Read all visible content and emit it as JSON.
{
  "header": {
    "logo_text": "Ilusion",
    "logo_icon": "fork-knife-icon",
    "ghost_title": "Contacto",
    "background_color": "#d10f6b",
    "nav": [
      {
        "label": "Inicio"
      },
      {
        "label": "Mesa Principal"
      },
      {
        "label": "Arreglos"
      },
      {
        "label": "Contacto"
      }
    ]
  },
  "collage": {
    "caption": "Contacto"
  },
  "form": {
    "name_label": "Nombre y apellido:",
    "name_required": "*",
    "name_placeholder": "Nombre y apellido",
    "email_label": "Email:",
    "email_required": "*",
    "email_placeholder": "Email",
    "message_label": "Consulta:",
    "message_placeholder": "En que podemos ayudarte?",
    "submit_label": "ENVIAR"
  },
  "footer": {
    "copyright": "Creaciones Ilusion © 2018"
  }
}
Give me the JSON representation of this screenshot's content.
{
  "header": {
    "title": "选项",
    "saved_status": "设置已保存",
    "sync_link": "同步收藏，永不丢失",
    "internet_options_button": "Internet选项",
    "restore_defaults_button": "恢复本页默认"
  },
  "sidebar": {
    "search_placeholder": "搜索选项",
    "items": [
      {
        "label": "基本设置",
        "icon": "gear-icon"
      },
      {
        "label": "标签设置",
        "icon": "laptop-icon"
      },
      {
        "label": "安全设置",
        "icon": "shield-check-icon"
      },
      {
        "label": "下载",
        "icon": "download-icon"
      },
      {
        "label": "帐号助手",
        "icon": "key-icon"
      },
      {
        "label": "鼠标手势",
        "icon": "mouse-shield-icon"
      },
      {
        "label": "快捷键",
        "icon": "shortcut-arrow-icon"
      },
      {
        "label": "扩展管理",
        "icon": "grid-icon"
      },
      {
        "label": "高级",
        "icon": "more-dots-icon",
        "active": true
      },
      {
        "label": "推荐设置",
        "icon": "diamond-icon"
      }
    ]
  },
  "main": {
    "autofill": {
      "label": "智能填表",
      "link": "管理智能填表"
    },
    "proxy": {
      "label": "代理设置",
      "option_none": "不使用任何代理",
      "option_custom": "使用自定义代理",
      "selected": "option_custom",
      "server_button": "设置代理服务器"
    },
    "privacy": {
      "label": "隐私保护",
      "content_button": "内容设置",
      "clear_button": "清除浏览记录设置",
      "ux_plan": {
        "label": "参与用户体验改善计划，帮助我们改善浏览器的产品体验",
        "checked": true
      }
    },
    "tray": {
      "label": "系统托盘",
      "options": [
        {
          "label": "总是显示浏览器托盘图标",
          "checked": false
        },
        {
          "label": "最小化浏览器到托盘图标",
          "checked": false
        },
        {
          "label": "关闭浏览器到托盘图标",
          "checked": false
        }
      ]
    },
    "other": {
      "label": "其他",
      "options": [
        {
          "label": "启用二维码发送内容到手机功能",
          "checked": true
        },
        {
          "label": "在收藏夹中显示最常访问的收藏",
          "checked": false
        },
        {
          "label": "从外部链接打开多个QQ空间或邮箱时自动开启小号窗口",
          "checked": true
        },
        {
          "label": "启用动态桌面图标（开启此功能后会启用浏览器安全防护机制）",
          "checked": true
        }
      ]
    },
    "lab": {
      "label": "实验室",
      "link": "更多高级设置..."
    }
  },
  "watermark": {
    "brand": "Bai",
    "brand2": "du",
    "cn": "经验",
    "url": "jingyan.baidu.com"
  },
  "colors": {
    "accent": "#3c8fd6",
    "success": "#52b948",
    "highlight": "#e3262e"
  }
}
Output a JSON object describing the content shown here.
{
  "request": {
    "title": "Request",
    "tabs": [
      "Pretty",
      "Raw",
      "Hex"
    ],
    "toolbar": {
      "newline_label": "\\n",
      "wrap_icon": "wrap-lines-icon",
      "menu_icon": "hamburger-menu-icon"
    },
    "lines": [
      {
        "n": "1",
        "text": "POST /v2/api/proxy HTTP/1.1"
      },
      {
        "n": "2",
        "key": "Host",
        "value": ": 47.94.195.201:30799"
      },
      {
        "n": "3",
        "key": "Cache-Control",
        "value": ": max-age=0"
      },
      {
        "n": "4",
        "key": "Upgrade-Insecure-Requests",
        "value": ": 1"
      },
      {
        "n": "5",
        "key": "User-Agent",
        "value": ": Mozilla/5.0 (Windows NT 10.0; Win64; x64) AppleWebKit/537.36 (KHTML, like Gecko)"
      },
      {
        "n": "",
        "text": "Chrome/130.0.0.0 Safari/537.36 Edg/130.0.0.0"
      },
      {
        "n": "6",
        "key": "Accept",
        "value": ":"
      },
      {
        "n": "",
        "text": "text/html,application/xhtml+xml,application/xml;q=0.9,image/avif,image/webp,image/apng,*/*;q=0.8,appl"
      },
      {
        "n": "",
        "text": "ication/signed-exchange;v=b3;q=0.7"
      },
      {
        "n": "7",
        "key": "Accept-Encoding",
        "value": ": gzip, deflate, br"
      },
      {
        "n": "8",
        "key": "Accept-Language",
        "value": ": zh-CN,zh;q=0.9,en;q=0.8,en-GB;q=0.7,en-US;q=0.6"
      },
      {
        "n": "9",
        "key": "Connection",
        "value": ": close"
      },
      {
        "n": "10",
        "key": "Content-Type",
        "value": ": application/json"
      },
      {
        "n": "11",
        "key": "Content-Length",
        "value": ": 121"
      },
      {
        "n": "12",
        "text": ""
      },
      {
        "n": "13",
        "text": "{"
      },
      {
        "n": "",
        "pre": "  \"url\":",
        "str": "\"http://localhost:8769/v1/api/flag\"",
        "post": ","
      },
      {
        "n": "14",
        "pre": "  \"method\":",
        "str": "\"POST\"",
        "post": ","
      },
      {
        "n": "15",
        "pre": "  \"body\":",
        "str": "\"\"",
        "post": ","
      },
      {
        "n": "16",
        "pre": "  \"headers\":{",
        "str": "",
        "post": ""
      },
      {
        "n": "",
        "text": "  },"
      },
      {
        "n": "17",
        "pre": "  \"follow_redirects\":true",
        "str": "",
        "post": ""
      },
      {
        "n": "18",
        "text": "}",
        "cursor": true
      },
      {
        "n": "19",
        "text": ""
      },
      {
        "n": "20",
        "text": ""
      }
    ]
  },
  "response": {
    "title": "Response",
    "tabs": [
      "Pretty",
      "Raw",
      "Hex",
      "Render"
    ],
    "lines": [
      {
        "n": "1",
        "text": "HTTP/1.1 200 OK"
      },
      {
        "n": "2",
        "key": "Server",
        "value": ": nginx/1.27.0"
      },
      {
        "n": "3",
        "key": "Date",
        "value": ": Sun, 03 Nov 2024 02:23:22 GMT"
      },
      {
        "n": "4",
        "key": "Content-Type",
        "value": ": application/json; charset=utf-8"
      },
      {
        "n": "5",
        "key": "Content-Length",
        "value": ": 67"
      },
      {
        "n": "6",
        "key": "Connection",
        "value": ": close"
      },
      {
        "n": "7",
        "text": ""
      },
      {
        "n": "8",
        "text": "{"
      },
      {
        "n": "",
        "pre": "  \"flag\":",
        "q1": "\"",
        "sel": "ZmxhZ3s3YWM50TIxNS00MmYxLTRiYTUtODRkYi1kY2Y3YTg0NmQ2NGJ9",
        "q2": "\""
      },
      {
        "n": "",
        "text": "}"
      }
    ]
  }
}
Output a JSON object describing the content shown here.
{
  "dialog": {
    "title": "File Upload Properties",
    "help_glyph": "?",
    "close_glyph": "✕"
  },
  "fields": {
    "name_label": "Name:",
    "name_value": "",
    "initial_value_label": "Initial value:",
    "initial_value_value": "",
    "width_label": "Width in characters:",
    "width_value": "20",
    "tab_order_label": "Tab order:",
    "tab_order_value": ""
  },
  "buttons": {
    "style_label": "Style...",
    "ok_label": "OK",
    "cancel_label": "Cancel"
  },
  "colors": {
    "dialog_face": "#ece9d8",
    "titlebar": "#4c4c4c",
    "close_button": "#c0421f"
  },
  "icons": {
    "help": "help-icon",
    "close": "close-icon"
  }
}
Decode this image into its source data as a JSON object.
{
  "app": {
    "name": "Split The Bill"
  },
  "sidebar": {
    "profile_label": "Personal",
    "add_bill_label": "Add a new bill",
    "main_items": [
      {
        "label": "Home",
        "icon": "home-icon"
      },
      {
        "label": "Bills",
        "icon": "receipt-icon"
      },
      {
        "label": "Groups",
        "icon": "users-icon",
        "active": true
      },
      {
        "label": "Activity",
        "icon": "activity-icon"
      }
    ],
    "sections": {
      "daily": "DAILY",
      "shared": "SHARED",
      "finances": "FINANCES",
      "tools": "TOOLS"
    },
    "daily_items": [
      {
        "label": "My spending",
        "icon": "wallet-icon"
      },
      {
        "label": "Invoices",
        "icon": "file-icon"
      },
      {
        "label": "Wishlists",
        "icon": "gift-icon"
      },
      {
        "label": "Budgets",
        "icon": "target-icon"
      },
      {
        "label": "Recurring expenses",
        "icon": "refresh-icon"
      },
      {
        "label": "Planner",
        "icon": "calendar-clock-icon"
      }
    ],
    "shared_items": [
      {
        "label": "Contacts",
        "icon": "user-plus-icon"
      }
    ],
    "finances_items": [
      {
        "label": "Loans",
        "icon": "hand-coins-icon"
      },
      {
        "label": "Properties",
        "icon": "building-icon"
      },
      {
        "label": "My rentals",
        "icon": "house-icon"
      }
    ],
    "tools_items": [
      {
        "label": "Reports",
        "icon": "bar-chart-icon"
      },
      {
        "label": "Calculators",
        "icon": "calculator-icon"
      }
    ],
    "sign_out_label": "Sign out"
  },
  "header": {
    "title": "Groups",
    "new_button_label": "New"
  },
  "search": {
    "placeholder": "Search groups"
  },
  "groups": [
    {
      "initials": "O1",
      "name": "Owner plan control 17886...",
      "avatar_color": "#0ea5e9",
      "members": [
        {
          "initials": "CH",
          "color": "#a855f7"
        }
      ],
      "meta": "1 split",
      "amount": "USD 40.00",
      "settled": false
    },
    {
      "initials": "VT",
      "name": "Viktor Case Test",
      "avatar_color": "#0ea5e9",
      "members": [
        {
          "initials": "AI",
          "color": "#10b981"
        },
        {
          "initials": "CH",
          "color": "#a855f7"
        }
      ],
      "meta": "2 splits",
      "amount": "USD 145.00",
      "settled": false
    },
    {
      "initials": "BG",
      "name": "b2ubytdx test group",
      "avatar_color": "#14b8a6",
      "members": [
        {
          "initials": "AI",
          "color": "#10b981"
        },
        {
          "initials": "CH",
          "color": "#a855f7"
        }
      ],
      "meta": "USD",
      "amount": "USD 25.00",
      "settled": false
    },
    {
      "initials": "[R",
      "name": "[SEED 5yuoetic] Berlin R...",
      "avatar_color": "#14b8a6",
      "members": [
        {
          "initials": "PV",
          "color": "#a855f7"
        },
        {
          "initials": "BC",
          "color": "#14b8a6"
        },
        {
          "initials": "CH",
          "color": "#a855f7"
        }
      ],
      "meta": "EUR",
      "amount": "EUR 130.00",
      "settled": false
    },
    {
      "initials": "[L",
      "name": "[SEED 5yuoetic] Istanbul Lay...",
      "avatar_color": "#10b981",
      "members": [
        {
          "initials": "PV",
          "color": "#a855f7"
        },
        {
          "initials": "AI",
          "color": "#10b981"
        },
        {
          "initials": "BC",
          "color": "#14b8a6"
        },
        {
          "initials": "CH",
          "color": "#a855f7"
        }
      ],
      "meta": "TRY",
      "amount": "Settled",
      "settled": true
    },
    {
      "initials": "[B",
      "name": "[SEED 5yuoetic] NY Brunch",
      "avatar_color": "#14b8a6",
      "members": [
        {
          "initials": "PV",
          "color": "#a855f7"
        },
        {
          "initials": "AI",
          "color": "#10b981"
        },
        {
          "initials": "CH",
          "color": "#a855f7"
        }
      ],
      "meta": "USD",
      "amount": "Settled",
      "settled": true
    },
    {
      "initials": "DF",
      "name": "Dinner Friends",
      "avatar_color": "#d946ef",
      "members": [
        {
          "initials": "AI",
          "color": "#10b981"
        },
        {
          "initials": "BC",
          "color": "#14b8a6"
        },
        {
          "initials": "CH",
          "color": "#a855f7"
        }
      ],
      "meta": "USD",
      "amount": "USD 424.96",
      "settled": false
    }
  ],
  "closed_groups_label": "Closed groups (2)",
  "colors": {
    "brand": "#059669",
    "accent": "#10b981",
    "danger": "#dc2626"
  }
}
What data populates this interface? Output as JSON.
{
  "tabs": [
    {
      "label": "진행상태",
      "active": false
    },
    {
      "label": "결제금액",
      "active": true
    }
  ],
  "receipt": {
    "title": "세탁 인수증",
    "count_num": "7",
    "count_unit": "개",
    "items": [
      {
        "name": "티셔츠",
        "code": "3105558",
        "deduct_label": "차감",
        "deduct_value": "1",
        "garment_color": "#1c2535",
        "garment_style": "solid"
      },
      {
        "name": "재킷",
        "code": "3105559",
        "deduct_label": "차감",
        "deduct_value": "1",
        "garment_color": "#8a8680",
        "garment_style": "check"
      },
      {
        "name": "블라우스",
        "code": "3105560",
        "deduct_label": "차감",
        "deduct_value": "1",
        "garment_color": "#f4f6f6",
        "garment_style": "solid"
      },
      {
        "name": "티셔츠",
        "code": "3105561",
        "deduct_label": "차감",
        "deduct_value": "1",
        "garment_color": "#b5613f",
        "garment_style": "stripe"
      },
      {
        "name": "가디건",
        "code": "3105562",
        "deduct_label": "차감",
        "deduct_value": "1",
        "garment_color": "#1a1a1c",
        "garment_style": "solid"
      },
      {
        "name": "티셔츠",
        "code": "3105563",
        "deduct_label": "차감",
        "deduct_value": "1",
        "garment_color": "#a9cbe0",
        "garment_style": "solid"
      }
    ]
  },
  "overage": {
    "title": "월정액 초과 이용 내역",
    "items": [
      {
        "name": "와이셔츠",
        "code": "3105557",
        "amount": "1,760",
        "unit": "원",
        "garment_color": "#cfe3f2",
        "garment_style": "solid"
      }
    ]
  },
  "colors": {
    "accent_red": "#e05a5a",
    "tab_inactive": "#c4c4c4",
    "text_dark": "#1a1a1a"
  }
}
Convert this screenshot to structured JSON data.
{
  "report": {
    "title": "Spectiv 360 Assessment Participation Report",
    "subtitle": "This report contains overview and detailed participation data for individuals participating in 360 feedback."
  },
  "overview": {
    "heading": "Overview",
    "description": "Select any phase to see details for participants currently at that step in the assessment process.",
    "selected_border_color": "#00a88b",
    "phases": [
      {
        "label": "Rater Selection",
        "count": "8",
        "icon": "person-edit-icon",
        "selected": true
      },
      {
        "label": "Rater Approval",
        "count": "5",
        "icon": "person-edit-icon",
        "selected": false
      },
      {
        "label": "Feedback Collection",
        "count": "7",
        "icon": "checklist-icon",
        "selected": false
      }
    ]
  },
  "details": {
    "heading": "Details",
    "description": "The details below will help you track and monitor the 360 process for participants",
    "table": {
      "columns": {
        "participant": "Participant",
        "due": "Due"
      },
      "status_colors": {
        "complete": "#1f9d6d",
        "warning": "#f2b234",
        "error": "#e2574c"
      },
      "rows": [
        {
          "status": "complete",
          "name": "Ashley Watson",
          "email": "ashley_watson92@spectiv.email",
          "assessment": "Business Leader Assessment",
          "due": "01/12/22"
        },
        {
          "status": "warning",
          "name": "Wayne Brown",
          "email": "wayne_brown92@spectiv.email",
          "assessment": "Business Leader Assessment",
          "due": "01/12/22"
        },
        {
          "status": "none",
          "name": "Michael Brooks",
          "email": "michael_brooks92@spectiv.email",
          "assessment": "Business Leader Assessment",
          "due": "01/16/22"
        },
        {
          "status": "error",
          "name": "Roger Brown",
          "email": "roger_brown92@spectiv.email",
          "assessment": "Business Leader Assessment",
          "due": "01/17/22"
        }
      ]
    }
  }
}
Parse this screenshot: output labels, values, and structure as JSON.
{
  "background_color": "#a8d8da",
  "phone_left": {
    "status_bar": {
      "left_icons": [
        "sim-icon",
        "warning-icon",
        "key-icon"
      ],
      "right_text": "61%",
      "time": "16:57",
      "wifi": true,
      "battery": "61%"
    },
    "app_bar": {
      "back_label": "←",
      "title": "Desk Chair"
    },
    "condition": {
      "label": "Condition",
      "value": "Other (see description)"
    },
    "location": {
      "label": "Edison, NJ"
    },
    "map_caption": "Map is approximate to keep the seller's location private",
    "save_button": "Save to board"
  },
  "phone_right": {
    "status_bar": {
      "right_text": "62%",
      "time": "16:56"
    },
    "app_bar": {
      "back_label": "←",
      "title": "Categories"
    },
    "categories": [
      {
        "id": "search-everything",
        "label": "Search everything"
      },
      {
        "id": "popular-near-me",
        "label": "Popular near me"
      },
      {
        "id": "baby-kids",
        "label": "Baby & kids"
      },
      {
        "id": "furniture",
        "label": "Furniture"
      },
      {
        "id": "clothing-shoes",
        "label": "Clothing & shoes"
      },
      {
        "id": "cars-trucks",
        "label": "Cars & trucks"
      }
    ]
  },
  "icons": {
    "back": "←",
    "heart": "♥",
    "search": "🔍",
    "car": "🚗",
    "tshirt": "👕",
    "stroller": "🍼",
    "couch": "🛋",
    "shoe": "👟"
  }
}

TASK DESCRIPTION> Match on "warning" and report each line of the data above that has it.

WRITTEN RESPONSE>
        "warning": "#f2b234",
          "status": "warning",
        "warning-icon",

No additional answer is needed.